* _Task to carry out_: In the entries below, filter for the word "icon" and copy every matching line.

* _Information provided_:
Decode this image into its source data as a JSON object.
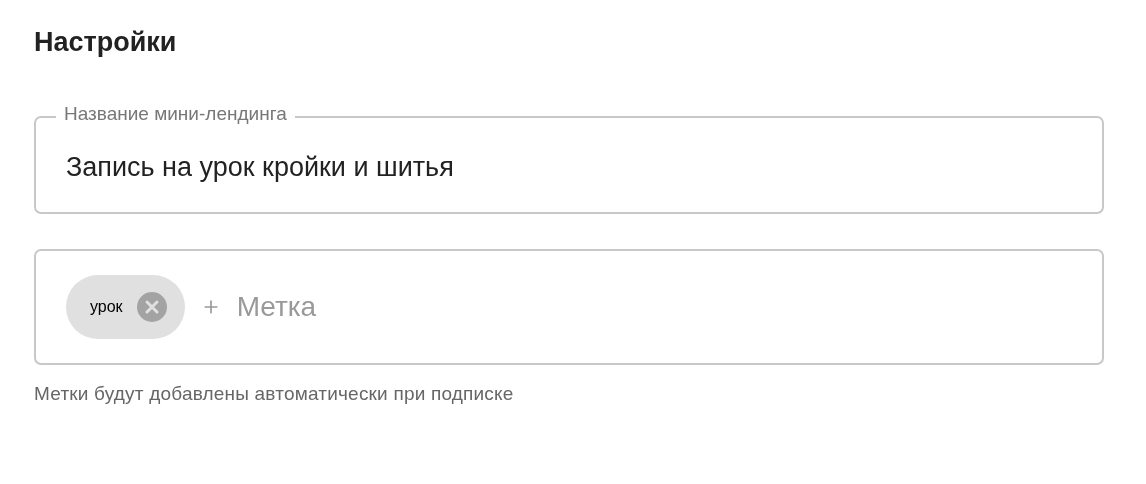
{
  "title": "Настройки",
  "name_field": {
    "label": "Название мини-лендинга",
    "value": "Запись на урок кройки и шитья"
  },
  "tags_field": {
    "tags": [
      {
        "label": "урок"
      }
    ],
    "placeholder": "Метка"
  },
  "helper_text": "Метки будут добавлены автоматически при подписке"
}
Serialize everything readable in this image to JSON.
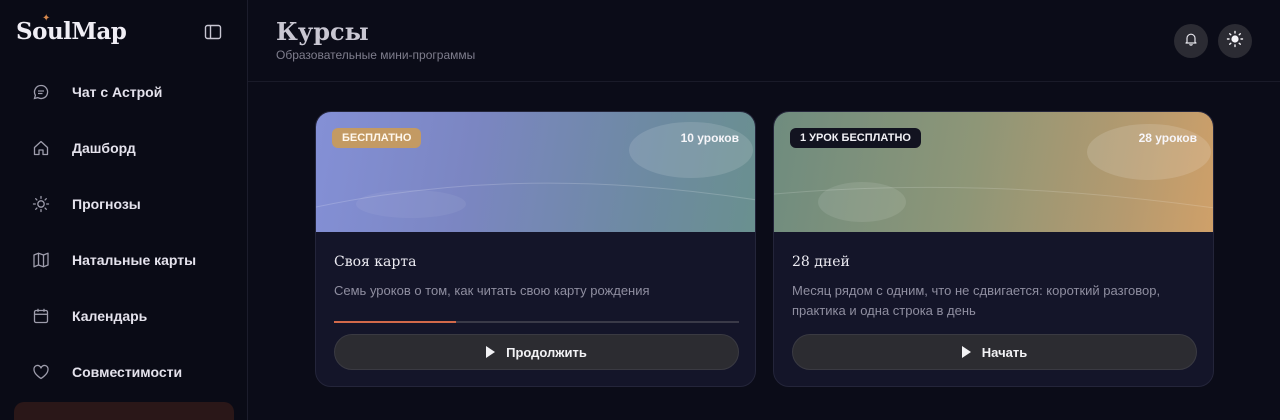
{
  "app": {
    "logo": "SoulMap",
    "logo_star": "✦"
  },
  "sidebar": {
    "items": [
      {
        "label": "Чат с Астрой",
        "icon": "chat-icon"
      },
      {
        "label": "Дашборд",
        "icon": "home-icon"
      },
      {
        "label": "Прогнозы",
        "icon": "sun-icon"
      },
      {
        "label": "Натальные карты",
        "icon": "map-icon"
      },
      {
        "label": "Календарь",
        "icon": "calendar-icon"
      },
      {
        "label": "Совместимости",
        "icon": "heart-icon"
      }
    ]
  },
  "header": {
    "title": "Курсы",
    "subtitle": "Образовательные мини-программы",
    "buttons": [
      "bell-icon",
      "sun-icon"
    ]
  },
  "courses": [
    {
      "badge": "БЕСПЛАТНО",
      "lessons": "10 уроков",
      "title": "Своя карта",
      "description": "Семь уроков о том, как читать свою карту рождения",
      "progress": 0.3,
      "action": "Продолжить"
    },
    {
      "badge": "1 УРОК БЕСПЛАТНО",
      "lessons": "28 уроков",
      "title": "28 дней",
      "description": "Месяц рядом с одним, что не сдвигается: короткий разговор, практика и одна строка в день",
      "action": "Начать"
    }
  ],
  "colors": {
    "background": "#0b0c18",
    "accent": "#d2694a",
    "badge_gold": "#c39a63"
  }
}
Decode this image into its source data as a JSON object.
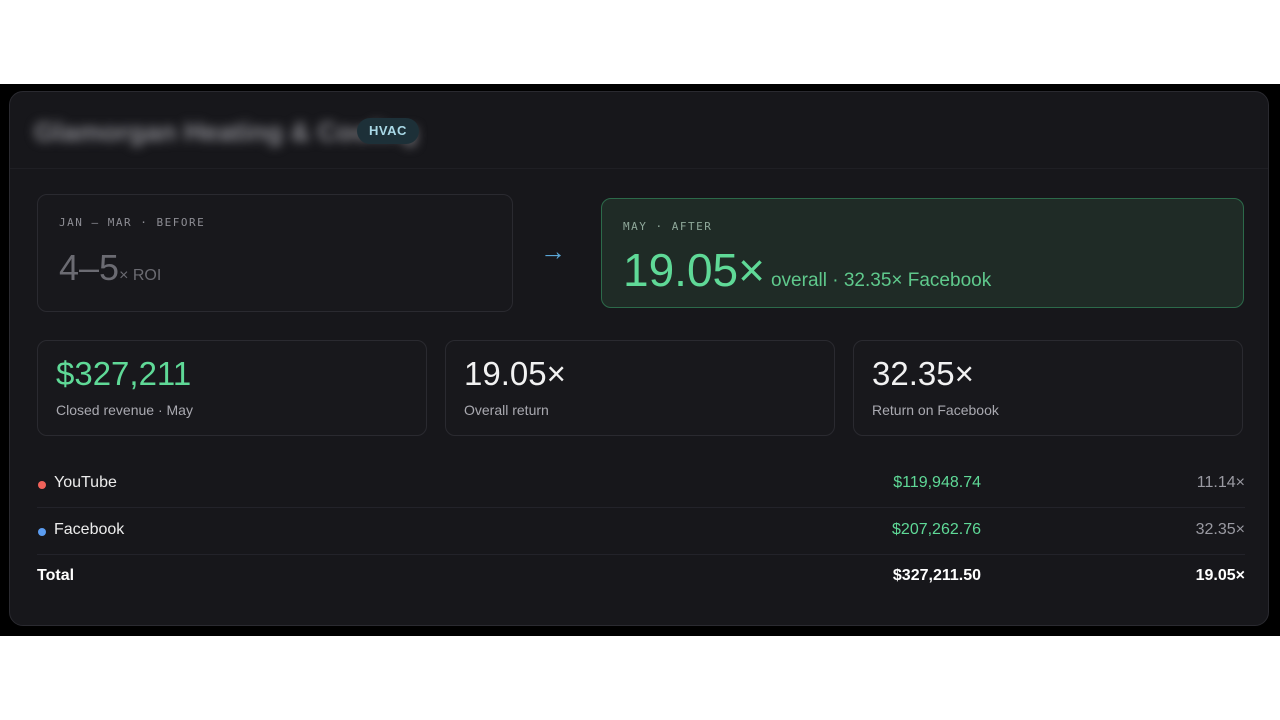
{
  "header": {
    "company_name": "Glamorgan Heating & Cooling",
    "badge": "HVAC"
  },
  "before": {
    "label": "JAN – MAR · BEFORE",
    "value": "4–5",
    "unit": "× ROI"
  },
  "arrow": "→",
  "after": {
    "label": "MAY · AFTER",
    "value": "19.05×",
    "detail": "overall · 32.35× Facebook"
  },
  "stats": [
    {
      "value": "$327,211",
      "label": "Closed revenue · May"
    },
    {
      "value": "19.05×",
      "label": "Overall return"
    },
    {
      "value": "32.35×",
      "label": "Return on Facebook"
    }
  ],
  "channels": [
    {
      "name": "YouTube",
      "amount": "$119,948.74",
      "multiple": "11.14×",
      "color": "#f0625a"
    },
    {
      "name": "Facebook",
      "amount": "$207,262.76",
      "multiple": "32.35×",
      "color": "#5b9cf0"
    }
  ],
  "total": {
    "name": "Total",
    "amount": "$327,211.50",
    "multiple": "19.05×"
  },
  "colors": {
    "accent_green": "#5fd997",
    "background": "#17171b",
    "youtube": "#f0625a",
    "facebook": "#5b9cf0"
  }
}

* _Result of this task_:
        "icon": "chat-icon"
        "icon": "home-icon"
        "icon": "sun-icon"
        "icon": "map-icon"
        "icon": "calendar-icon"
        "icon": "heart-icon"
      "bell-icon",
      "sun-icon"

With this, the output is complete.